We’re suffering from the paradox of thrift: saving is a virtue, but when everyone tries to sharply increase saving at the same time, the effect is a depressed economy. We’re suffering from the paradox of deleveraging: reducing debt and cleaning up balance sheets is good, but when everyone tries to sell off assets and pay down debt at the same time, the result is a financial crisis.The language of paradox here naturalizes capitalist dynamics, distracting attention from the more fundamental question - what on earth are we doing with a system that converts individual merit into collective disaster?
And soon we may be facing the paradox of wages: workers at any one company can help save their jobs by accepting lower wages, but when employers across the economy cut wages at the same time, the result is higher unemployment.
Here’s how the paradox works. Suppose that workers at the XYZ Corporation accept a pay cut. That lets XYZ management cut prices, making its products more competitive. Sales rise, and more workers can keep their jobs. So you might think that wage cuts raise employment — which they do at the level of the individual employer.

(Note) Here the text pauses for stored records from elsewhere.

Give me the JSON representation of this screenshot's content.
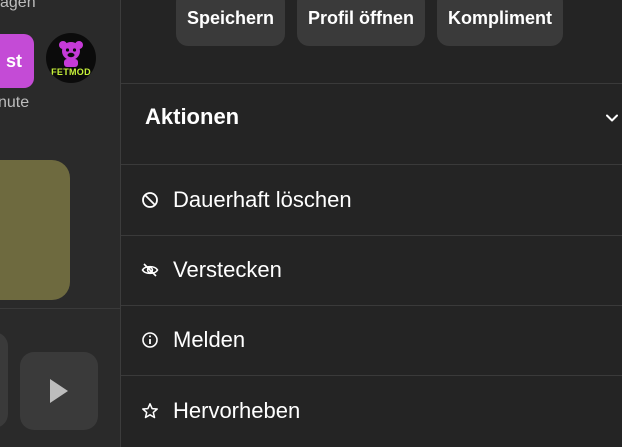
{
  "background": {
    "top_text": "agen",
    "pill_text": "st",
    "avatar_brand": "FETMOD",
    "minute_text": "nute"
  },
  "buttons": {
    "save": "Speichern",
    "open_profile": "Profil öffnen",
    "compliment": "Kompliment"
  },
  "actions": {
    "title": "Aktionen",
    "items": [
      {
        "label": "Dauerhaft löschen",
        "icon": "block-icon"
      },
      {
        "label": "Verstecken",
        "icon": "eye-off-icon"
      },
      {
        "label": "Melden",
        "icon": "info-icon"
      },
      {
        "label": "Hervorheben",
        "icon": "star-icon"
      }
    ]
  },
  "colors": {
    "panel_bg": "#242424",
    "button_bg": "#3a3a3a",
    "accent_pill": "#c44bd6",
    "olive_card": "#6e6a3f"
  }
}
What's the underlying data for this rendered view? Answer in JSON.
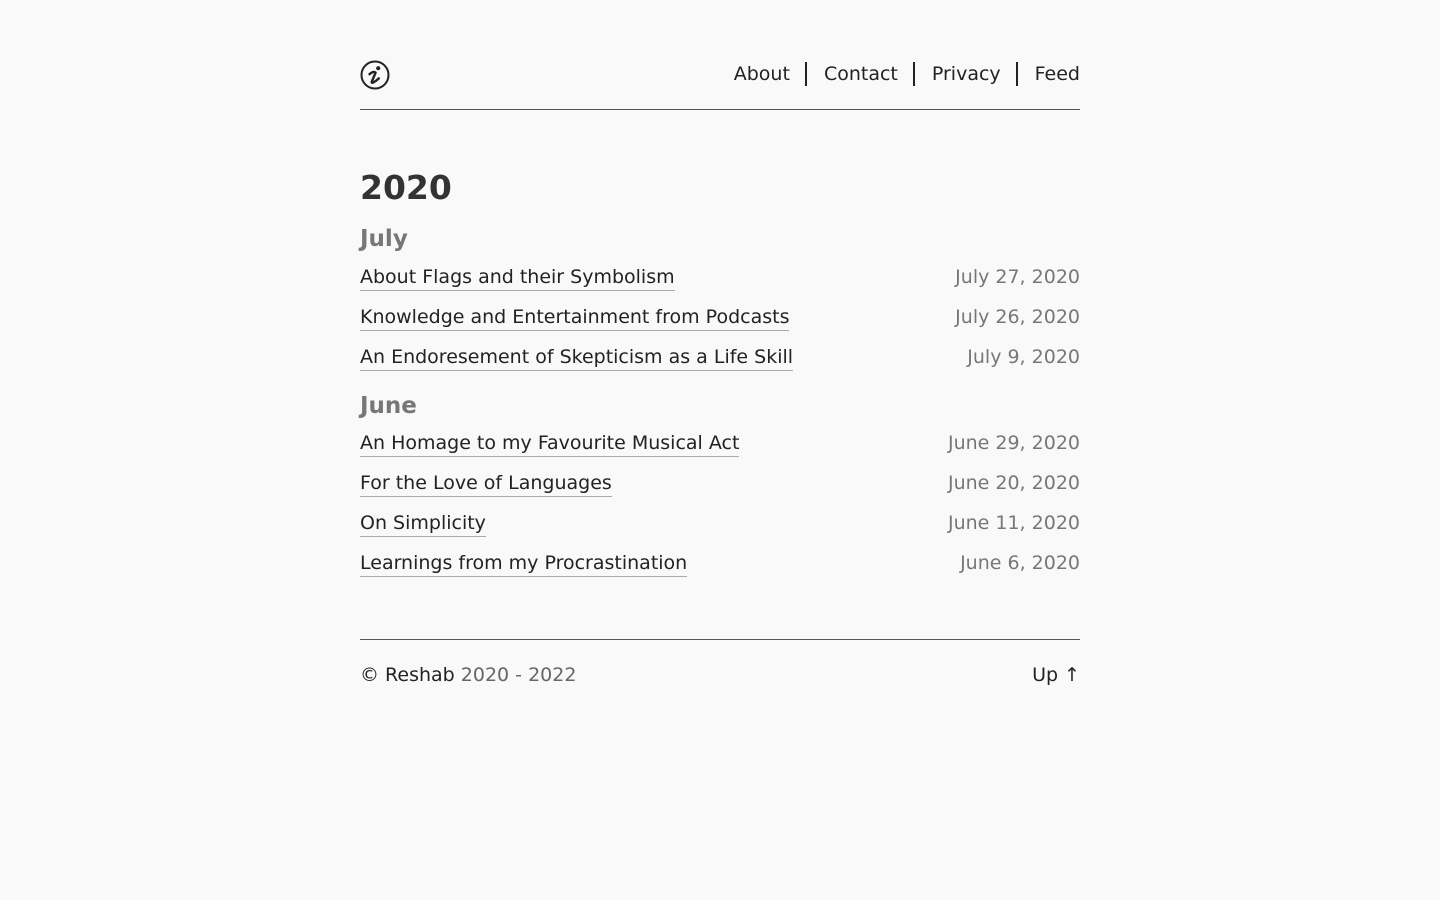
{
  "nav": {
    "logo_icon": "circled-i-logo-icon",
    "items": [
      {
        "label": "About"
      },
      {
        "label": "Contact"
      },
      {
        "label": "Privacy"
      },
      {
        "label": "Feed"
      }
    ]
  },
  "archive": {
    "year": "2020",
    "months": [
      {
        "name": "July",
        "posts": [
          {
            "title": "About Flags and their Symbolism",
            "date": "July 27, 2020"
          },
          {
            "title": "Knowledge and Entertainment from Podcasts",
            "date": "July 26, 2020"
          },
          {
            "title": "An Endoresement of Skepticism as a Life Skill",
            "date": "July 9, 2020"
          }
        ]
      },
      {
        "name": "June",
        "posts": [
          {
            "title": "An Homage to my Favourite Musical Act",
            "date": "June 29, 2020"
          },
          {
            "title": "For the Love of Languages",
            "date": "June 20, 2020"
          },
          {
            "title": "On Simplicity",
            "date": "June 11, 2020"
          },
          {
            "title": "Learnings from my Procrastination",
            "date": "June 6, 2020"
          }
        ]
      }
    ]
  },
  "footer": {
    "copyright_owner": "© Reshab",
    "years": "2020 - 2022",
    "up_label": "Up ↑"
  },
  "colors": {
    "background": "#f9f9f9",
    "text": "#222222",
    "muted": "#777777"
  }
}
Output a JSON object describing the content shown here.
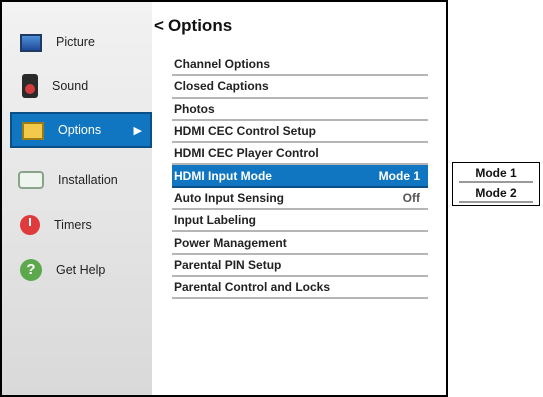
{
  "sidebar": {
    "items": [
      {
        "label": "Picture",
        "icon": "picture-icon"
      },
      {
        "label": "Sound",
        "icon": "speaker-icon"
      },
      {
        "label": "Options",
        "icon": "options-icon",
        "selected": true,
        "arrow": "▶"
      },
      {
        "label": "Installation",
        "icon": "installation-icon"
      },
      {
        "label": "Timers",
        "icon": "timer-icon"
      },
      {
        "label": "Get Help",
        "icon": "help-icon",
        "glyph": "?"
      }
    ]
  },
  "main": {
    "back_glyph": "<",
    "title": "Options",
    "items": [
      {
        "label": "Channel Options",
        "value": ""
      },
      {
        "label": "Closed Captions",
        "value": ""
      },
      {
        "label": "Photos",
        "value": ""
      },
      {
        "label": "HDMI CEC Control Setup",
        "value": ""
      },
      {
        "label": "HDMI CEC Player Control",
        "value": ""
      },
      {
        "label": "HDMI Input Mode",
        "value": "Mode 1",
        "highlight": true
      },
      {
        "label": "Auto Input Sensing",
        "value": "Off"
      },
      {
        "label": "Input Labeling",
        "value": ""
      },
      {
        "label": "Power Management",
        "value": ""
      },
      {
        "label": "Parental PIN Setup",
        "value": ""
      },
      {
        "label": "Parental Control and Locks",
        "value": ""
      }
    ]
  },
  "popup": {
    "options": [
      "Mode 1",
      "Mode 2"
    ]
  },
  "colors": {
    "accent": "#1176c2",
    "sidebar_bg": "#e6e6e6",
    "divider": "#b5b5b5"
  }
}
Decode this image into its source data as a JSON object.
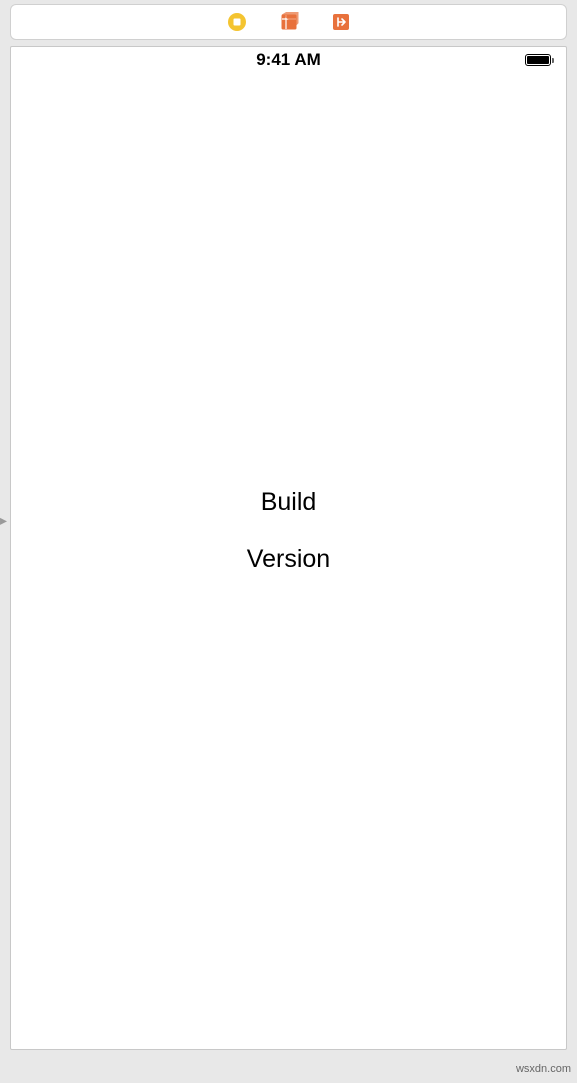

But if everyone takes a pay cut, nobody gains a competitive advantage. So there’s no benefit to the economy from lower wages. Meanwhile, the fall in wages can worsen the economy’s problems on other fronts.
These so-called paradoxes are just more examples of the perverse incentives built into market economies. Sweatshop clothes are cheaper than those produced under decent working conditions, so the rational individual will choose the socially destructive product. Companies that force the costs of the pollution they produce onto society win a competitive advantage, so the environment is steadily destroyed that the individual consumer might save 50 cents. Cutting corners on quality means higher profits - even at the cost of seriously injuring or killing the consumer - so the fairly free markets of China have churned out scandal after scandal of tainted food and drugs.
As with Krugman's "paradoxes", these phenomena illustrate a fundamental truth of capitalism - brutally rational at the individual level, it is insanely irrational as a whole. Even more terrifying, altho the economic system was created by humans and only exists thru our collective institutions and individual behaviors, its logic exists as something beyond our control, acting upon us as an external force animated by unstable, mysterious laws.
This helps explain the widespread portrayal of the economic crisis as a kind of natural disaster rather than what it is: a creation of human beings. We have to start aggressively making the point that capitalism, like the crises and social devastation it endlessly produces, is a human invention and could be ended once and for all if we so chose.